§ **Task description**:
Print all the records below exactly as they stand, but leave out the pictures.

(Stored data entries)
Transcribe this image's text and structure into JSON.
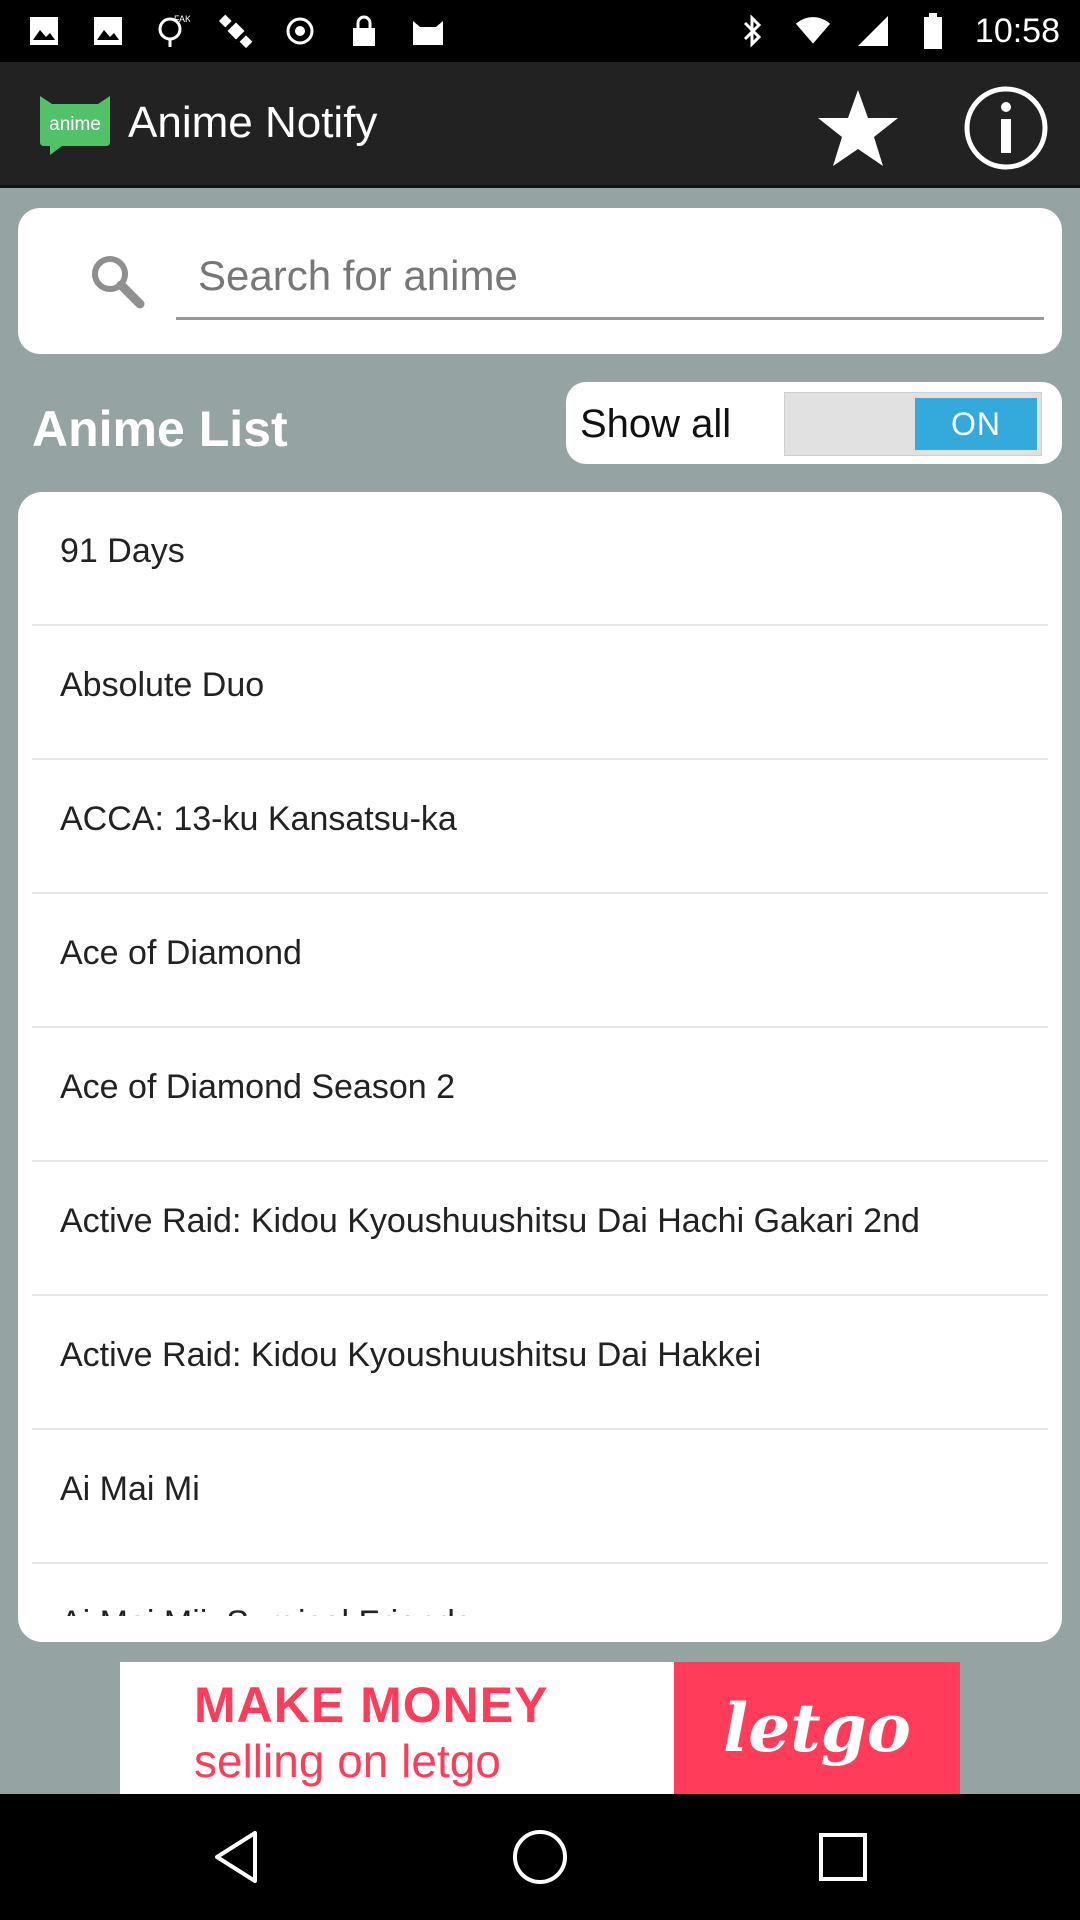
{
  "status_bar": {
    "time": "10:58",
    "left_icons": [
      "photo-icon",
      "photo-icon",
      "fake-gps-icon",
      "satellite-icon",
      "sync-icon",
      "lock-icon",
      "cat-icon"
    ],
    "right_icons": [
      "bluetooth-icon",
      "wifi-icon",
      "signal-icon",
      "battery-icon"
    ]
  },
  "app_bar": {
    "logo_text": "anime",
    "title": "Anime Notify",
    "favorites_icon": "star-icon",
    "info_icon": "info-icon"
  },
  "search": {
    "placeholder": "Search for anime",
    "value": ""
  },
  "list_section": {
    "heading": "Anime List",
    "show_all_label": "Show all",
    "toggle_state": "ON"
  },
  "anime_list": [
    "91 Days",
    "Absolute Duo",
    "ACCA: 13-ku Kansatsu-ka",
    "Ace of Diamond",
    "Ace of Diamond Season 2",
    "Active Raid: Kidou Kyoushuushitsu Dai Hachi Gakari 2nd",
    "Active Raid: Kidou Kyoushuushitsu Dai Hakkei",
    "Ai Mai Mi",
    "Ai Mai Mii: Surgical Friends"
  ],
  "ad": {
    "line1": "MAKE MONEY",
    "line2": "selling on letgo",
    "brand": "letgo"
  },
  "colors": {
    "background": "#95a4a3",
    "app_bar": "#222222",
    "logo_green": "#52c26a",
    "toggle_on": "#33a9dc",
    "ad_red": "#ff3d5a"
  },
  "nav_bar": {
    "buttons": [
      "back-icon",
      "home-icon",
      "recents-icon"
    ]
  }
}
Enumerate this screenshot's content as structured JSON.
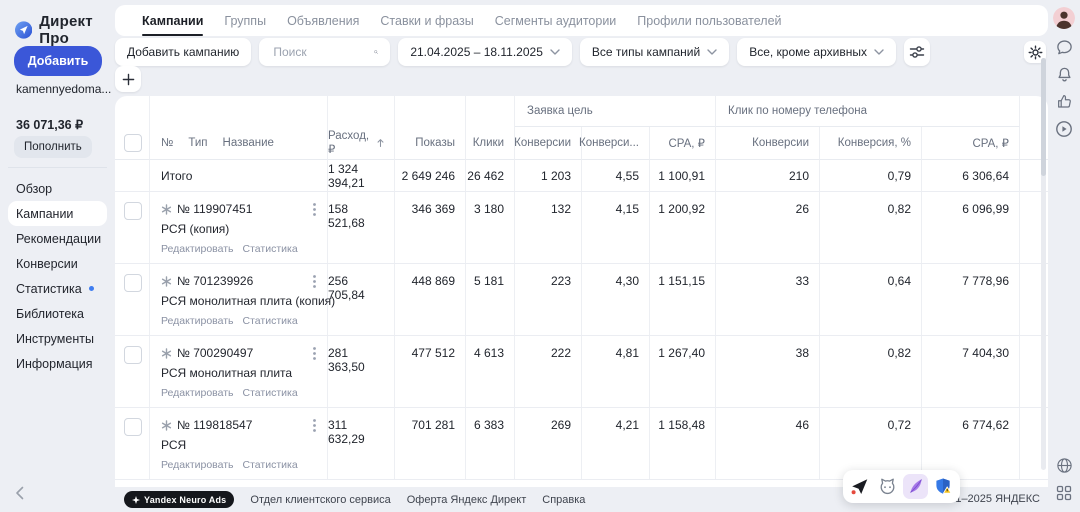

§ **Answer to the problem**:
Transcribe this image's text and structure into JSON.
{
  "status_bar": {
    "time": "10:58",
    "left_icons": [
      "photo-icon",
      "photo-icon",
      "fake-gps-icon",
      "satellite-icon",
      "sync-icon",
      "lock-icon",
      "cat-icon"
    ],
    "right_icons": [
      "bluetooth-icon",
      "wifi-icon",
      "signal-icon",
      "battery-icon"
    ]
  },
  "app_bar": {
    "logo_text": "anime",
    "title": "Anime Notify",
    "favorites_icon": "star-icon",
    "info_icon": "info-icon"
  },
  "search": {
    "placeholder": "Search for anime",
    "value": ""
  },
  "list_section": {
    "heading": "Anime List",
    "show_all_label": "Show all",
    "toggle_state": "ON"
  },
  "anime_list": [
    "91 Days",
    "Absolute Duo",
    "ACCA: 13-ku Kansatsu-ka",
    "Ace of Diamond",
    "Ace of Diamond Season 2",
    "Active Raid: Kidou Kyoushuushitsu Dai Hachi Gakari 2nd",
    "Active Raid: Kidou Kyoushuushitsu Dai Hakkei",
    "Ai Mai Mi",
    "Ai Mai Mii: Surgical Friends"
  ],
  "ad": {
    "line1": "MAKE MONEY",
    "line2": "selling on letgo",
    "brand": "letgo"
  },
  "colors": {
    "background": "#95a4a3",
    "app_bar": "#222222",
    "logo_green": "#52c26a",
    "toggle_on": "#33a9dc",
    "ad_red": "#ff3d5a"
  },
  "nav_bar": {
    "buttons": [
      "back-icon",
      "home-icon",
      "recents-icon"
    ]
  }
}
Enumerate this screenshot's content as structured JSON.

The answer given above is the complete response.